The code in which I’ve fixed the bug is available on GitHub — I again release it in the public domain. Aside from the bugfix, I’ve added the ability to train on two GPUs simultaneously which I was doing when training the current model I talk about in this article.
All code has been tested and written on Centos 8 using Python 2.7.16, Tensorflow v1.15.0 and compiled with NVCC VV10.2.89 (the Nvidia Cuda compiler). I’ve run and test all code on a dual GPU setup (with a Nvidia 2080 Ti and Nvidia Titan X card), a quad-core Intel i5–6600K CPU @ 3.50GHz, and 48 Gb of RAM (the code itself generally peaks using around 35 Gb). I have not tested it on alternative configurations (although for some time I was running Ubuntu 18.04 instead of Centos 8 and everything worked there too). If you were to run this setup using less RAM, I’d recommend running only one GPU (and cutting RAM needs in half) instead of cutting the tree search depth (which would be an alternative way to reduce RAM usage).

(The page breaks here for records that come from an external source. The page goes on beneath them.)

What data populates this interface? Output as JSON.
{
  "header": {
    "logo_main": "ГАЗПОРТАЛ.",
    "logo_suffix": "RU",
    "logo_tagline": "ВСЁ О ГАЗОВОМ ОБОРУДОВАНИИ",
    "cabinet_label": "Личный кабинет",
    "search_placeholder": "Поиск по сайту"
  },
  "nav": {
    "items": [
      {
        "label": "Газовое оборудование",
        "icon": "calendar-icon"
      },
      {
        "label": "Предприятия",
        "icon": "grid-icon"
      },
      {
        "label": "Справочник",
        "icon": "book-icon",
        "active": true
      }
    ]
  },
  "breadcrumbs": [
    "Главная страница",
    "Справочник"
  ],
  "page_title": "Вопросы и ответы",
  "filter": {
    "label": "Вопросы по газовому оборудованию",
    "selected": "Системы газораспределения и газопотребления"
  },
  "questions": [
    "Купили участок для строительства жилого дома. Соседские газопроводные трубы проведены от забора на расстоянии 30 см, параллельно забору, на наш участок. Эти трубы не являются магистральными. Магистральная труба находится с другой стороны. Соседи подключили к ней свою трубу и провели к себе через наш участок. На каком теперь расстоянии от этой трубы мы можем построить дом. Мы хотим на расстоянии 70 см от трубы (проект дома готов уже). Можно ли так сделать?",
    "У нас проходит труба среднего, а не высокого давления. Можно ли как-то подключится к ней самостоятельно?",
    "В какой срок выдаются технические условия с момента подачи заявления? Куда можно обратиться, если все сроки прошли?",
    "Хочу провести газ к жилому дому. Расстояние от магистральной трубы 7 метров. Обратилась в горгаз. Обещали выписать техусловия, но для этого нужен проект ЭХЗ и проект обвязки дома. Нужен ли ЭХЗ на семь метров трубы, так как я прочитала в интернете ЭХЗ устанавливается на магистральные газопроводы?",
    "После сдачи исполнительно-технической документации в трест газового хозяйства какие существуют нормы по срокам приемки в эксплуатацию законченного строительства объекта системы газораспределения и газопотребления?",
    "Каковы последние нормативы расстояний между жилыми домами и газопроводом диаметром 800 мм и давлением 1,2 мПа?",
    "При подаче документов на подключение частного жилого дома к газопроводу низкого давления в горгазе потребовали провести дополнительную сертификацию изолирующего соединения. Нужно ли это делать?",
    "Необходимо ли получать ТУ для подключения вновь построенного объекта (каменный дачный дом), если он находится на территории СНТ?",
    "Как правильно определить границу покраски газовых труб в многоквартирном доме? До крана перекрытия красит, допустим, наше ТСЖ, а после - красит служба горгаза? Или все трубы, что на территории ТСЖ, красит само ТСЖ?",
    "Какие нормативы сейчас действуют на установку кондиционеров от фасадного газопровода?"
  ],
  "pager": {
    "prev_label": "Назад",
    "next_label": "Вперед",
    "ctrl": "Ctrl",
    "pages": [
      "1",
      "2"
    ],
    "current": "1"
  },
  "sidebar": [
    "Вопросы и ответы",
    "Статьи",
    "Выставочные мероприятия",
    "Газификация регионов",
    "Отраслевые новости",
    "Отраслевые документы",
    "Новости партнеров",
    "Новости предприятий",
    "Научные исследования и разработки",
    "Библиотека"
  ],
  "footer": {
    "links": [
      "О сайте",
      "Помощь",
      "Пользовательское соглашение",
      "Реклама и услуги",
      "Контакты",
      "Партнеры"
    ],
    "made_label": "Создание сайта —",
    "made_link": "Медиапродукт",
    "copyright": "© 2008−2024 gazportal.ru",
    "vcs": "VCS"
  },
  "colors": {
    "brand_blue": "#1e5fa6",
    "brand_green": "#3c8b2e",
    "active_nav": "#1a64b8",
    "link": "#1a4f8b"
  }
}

An obvious next step for this would simply be increasing the board size and seeing how far I can take this on my setup. However, unfortunately I recently updated my system (general distro package update with “yum update” — no updates were made to Tensorflow) and now the multi-GPU part of my code crashes when it launches on the second GPU — despite this same code having worked perfectly fine for about a year — the issue seems to be in Tensorflow 1.15 crashing when I try to run the model.
I’m undecided if I will try to patch up what seems to be a sinking ship or change frameworks entirely. Tensorflow has been great in many ways to use and I do appreciate the great work all the developers have done. However, it has felt increasingly like a chore over the years to keep any code consistently running on it when names and semantics of functions seem to needlessly change and depreciate or things just stop working for no apparent reason like I’m experiencing now.
Before and during the initial release of Tensorflow in 2015 (and before I was aware of Tensorflow) I was working on my own neural network framework similar in purpose to Tensorflow (although my use case was narrower in scope than TF) where I was calling and using cuDNN directly in addition to some other custom CUDA kernels I had written. Anyway, the point of mentioning this is that this code still compiles and runs today despite me not having touched it in several years since I switched over to TF.
So, probably for me the next steps will be to move my code over to my old framework. On a longer-term basis, maybe I’ll eventually clean it up and release the framework. I know I’m not the only one out there that is tired of software frameworks changing out from under them for no reason. Fortunately for deep learning, it doesn’t seem to permeate all the way through — it appears that cuDNN has remained fairly stable (as evidenced by my code from 2015 just compiling and running as-is) so there’s no reason anything built on top of it should not approach the limit of the same level of stability.
On a longer, longer term basis, I’d like to get a network to play a game, or subsets of it that I’m working on. Probably the approach there will need to take a more mixed approach of human supervised and self-supervised learning (similar to AlphaStar, perhaps). It may well be that I’ll never run network trainings at the scale labs like DeepMind do, but the progress I’ve seen with Go using minimal hardware is definitely encouraging to me. The networks might not be at Lee Sedol’s level, but they can still be good enough to be good adverseraies against many of the rest of us 🙂